With potentially more upside, is the Reds other 2nd overall pick, this time in 2017 out of high school in California, Hunter Greene. Greene possesses great athleticism for a high school right-handed pitcher, as he also was a viable draft candidate as a plus hitting shortstop. But the Reds have already told Greene that they see him as a pitcher, as they cannot ignore his ace potential. Greene’s fastball is sitting 96-98 MPH, tops out at 100 MPH, and he backs it up with an impressive slider that the industry already has projected to a 60. With all of his youth and athleticism and arm action, the industry also has no problem projecting the change-up to an above average MLB pitch as well. Greene is a teen aged pitcher, so it’s important not to start punching his ticket to the hall-of-fame just yet, but he sure looks to be on the fast-track to being a top 3 pitcher in all of the minor leagues by year’s end.

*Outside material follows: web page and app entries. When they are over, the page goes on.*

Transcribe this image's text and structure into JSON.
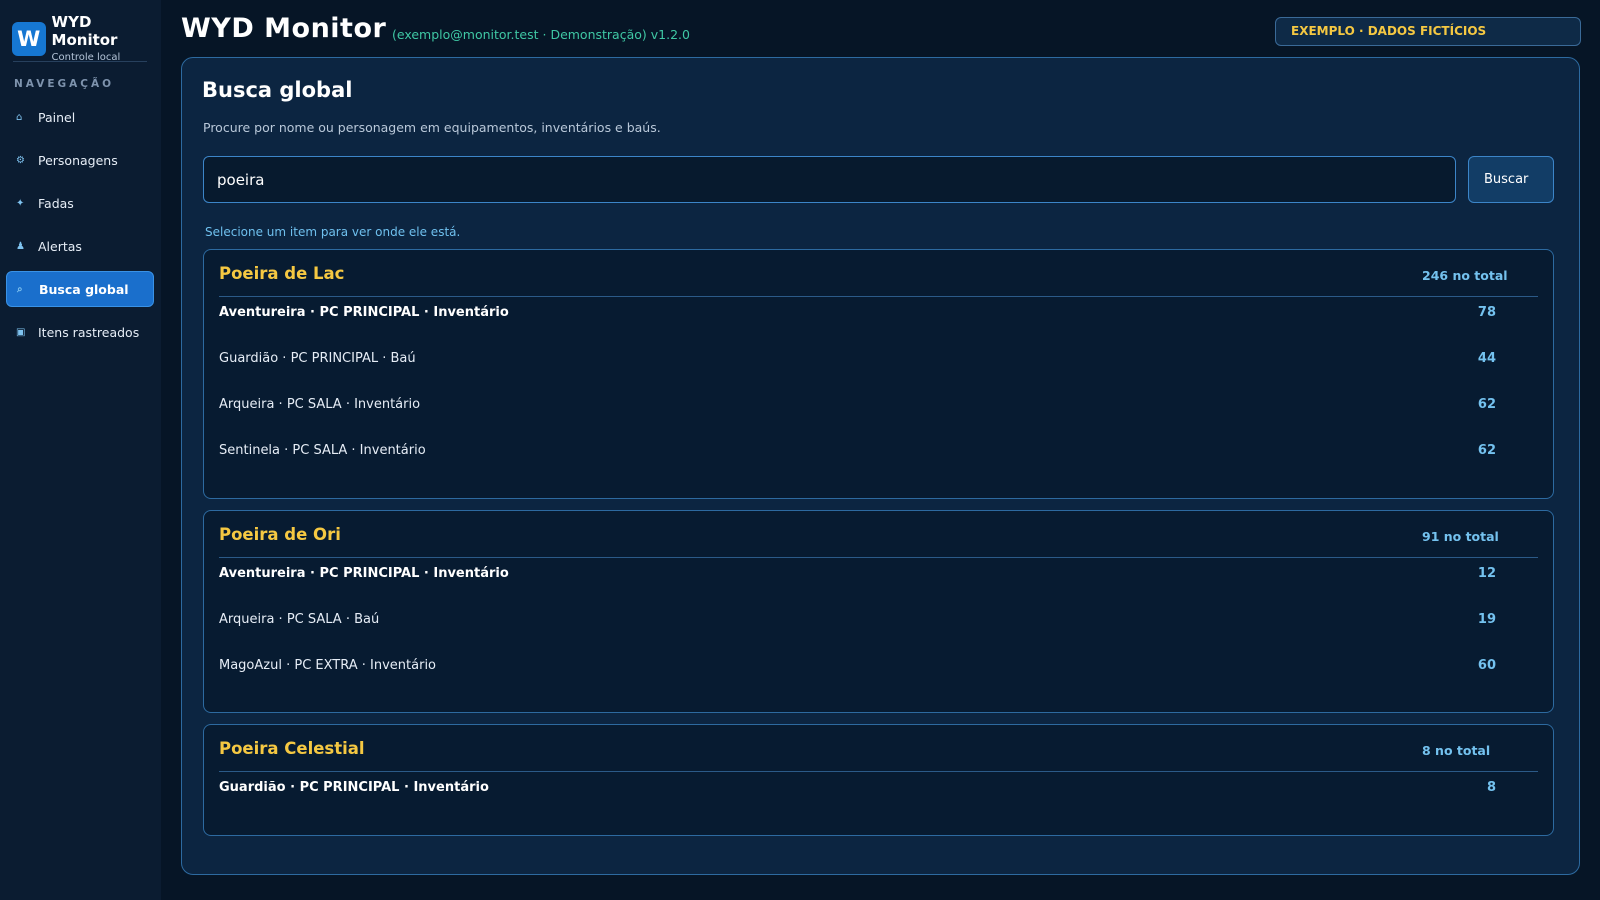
{
  "sidebar": {
    "logo_letter": "W",
    "app_name": "WYD Monitor",
    "app_sub": "Controle local",
    "nav_title": "NAVEGAÇÃO",
    "items": [
      {
        "label": "Painel",
        "icon": "home-icon",
        "glyph": "⌂",
        "active": false
      },
      {
        "label": "Personagens",
        "icon": "gear-icon",
        "glyph": "⚙",
        "active": false
      },
      {
        "label": "Fadas",
        "icon": "sparkle-icon",
        "glyph": "✦",
        "active": false
      },
      {
        "label": "Alertas",
        "icon": "pawn-icon",
        "glyph": "♟",
        "active": false
      },
      {
        "label": "Busca global",
        "icon": "search-icon",
        "glyph": "⌕",
        "active": true
      },
      {
        "label": "Itens rastreados",
        "icon": "box-icon",
        "glyph": "▣",
        "active": false
      }
    ]
  },
  "header": {
    "title": "WYD Monitor",
    "account_info": "(exemplo@monitor.test · Demonstração)  v1.2.0",
    "banner": "EXEMPLO · DADOS FICTÍCIOS"
  },
  "search": {
    "title": "Busca global",
    "description": "Procure por nome ou personagem em equipamentos, inventários e baús.",
    "query": "poeira",
    "button_label": "Buscar",
    "hint": "Selecione um item para ver onde ele está."
  },
  "results": [
    {
      "name": "Poeira de Lac",
      "total": "246 no total",
      "rows": [
        {
          "location": "Aventureira · PC PRINCIPAL · Inventário",
          "qty": "78",
          "strong": true
        },
        {
          "location": "Guardião · PC PRINCIPAL · Baú",
          "qty": "44",
          "strong": false
        },
        {
          "location": "Arqueira · PC SALA · Inventário",
          "qty": "62",
          "strong": false
        },
        {
          "location": "Sentinela · PC SALA · Inventário",
          "qty": "62",
          "strong": false
        }
      ]
    },
    {
      "name": "Poeira de Ori",
      "total": "91 no total",
      "rows": [
        {
          "location": "Aventureira · PC PRINCIPAL · Inventário",
          "qty": "12",
          "strong": true
        },
        {
          "location": "Arqueira · PC SALA · Baú",
          "qty": "19",
          "strong": false
        },
        {
          "location": "MagoAzul · PC EXTRA · Inventário",
          "qty": "60",
          "strong": false
        }
      ]
    },
    {
      "name": "Poeira Celestial",
      "total": "8 no total",
      "rows": [
        {
          "location": "Guardião · PC PRINCIPAL · Inventário",
          "qty": "8",
          "strong": true
        }
      ]
    }
  ],
  "colors": {
    "accent": "#1a6fcc",
    "item_name": "#f5c842",
    "quantity": "#74c2ef",
    "info_text": "#3fc7a4"
  }
}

With a touch less upside than Greene, and less safety in the profile than Senzel, former prep OF Taylor Trammell has made himself into a top prospect in his own right. A Reds 2016 comp pick, Trammell’s biggest tool is his 70-grade speed, but he will also bring good pop and play CF. He is still strikeout prone but honed his bat to ball skills in a big way last year and is probably one of the more underrated prospects in the game right now.
The rest of the Reds system is deep in talent. On the hitting side, Shed Long offers good pop for a second base prospect, Jesse Winker is getting his big opportunity to show MLB average power to go with his plus hit tool and solid plate approach, and Jose Siri is a 2012 international signee that started putting his impressive tools together last season. The Reds have made significant investments in Cuba, as they gave both Vladimir Gutierrez, a flame-throwing right-hander, and Jose Israel Garcia a 19 year old middle-infield prospect significant signing bonuses in the last couple of years. If this system is deep in one thing as well, it’s big-time velocity. Tanner Rainey, Jimmy Herget, Tony Santillan, and Keury Mella all throw very hard, though only Santillan has a chance to start.

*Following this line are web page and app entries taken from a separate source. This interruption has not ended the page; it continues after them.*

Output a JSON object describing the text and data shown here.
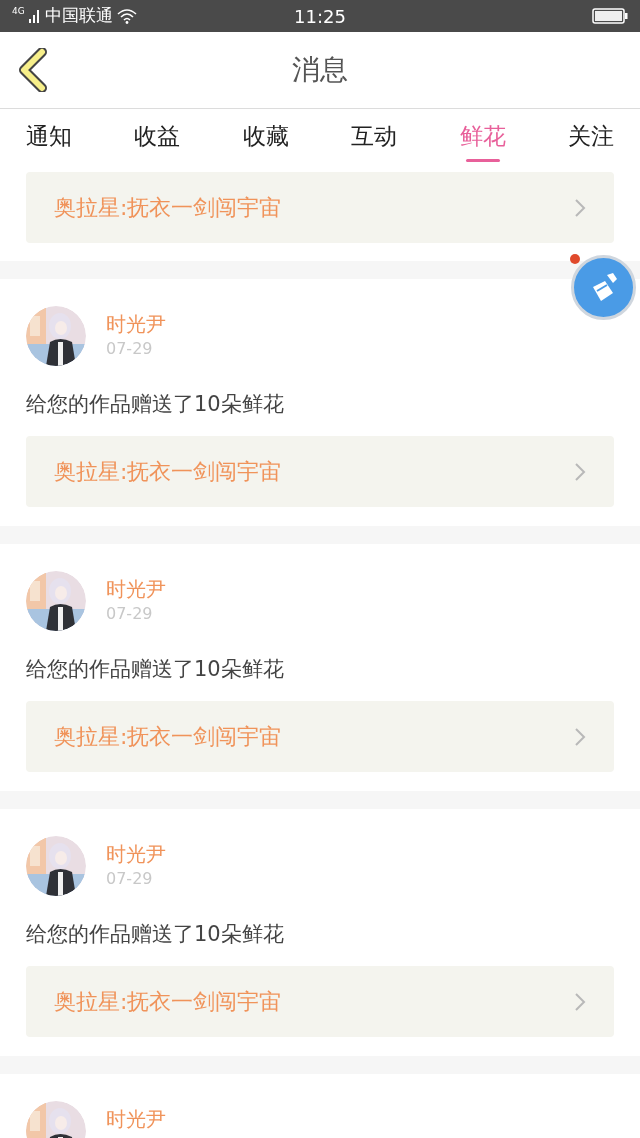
{
  "status_bar": {
    "network": "4G",
    "carrier": "中国联通",
    "time": "11:25"
  },
  "header": {
    "title": "消息"
  },
  "tabs": [
    {
      "label": "通知",
      "selected": false
    },
    {
      "label": "收益",
      "selected": false
    },
    {
      "label": "收藏",
      "selected": false
    },
    {
      "label": "互动",
      "selected": false
    },
    {
      "label": "鲜花",
      "selected": true
    },
    {
      "label": "关注",
      "selected": false
    }
  ],
  "messages": [
    {
      "kind": "partial",
      "link": "奥拉星:抚衣一剑闯宇宙"
    },
    {
      "kind": "full",
      "name": "时光尹",
      "date": "07-29",
      "text": "给您的作品赠送了10朵鲜花",
      "link": "奥拉星:抚衣一剑闯宇宙"
    },
    {
      "kind": "full",
      "name": "时光尹",
      "date": "07-29",
      "text": "给您的作品赠送了10朵鲜花",
      "link": "奥拉星:抚衣一剑闯宇宙"
    },
    {
      "kind": "full",
      "name": "时光尹",
      "date": "07-29",
      "text": "给您的作品赠送了10朵鲜花",
      "link": "奥拉星:抚衣一剑闯宇宙"
    },
    {
      "kind": "full",
      "name": "时光尹"
    }
  ],
  "floating_button": {
    "notification": true
  }
}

The Reds system is deep in talent, but there seems to be a gap in the development process whereby the high-end talent, which remains in copious amounts really everywhere throughout this organization, reaches it’s full potential. And really, whether looking at bats like Peraza and Hamilton, or arms like Cody Reed and Robert Stephenson, the issue appears to be on both sides of the ball. For that reason, the Cincinnati Reds rank 19th out of 30 MLB teams, when looking at overall franchise health for the near and medium term.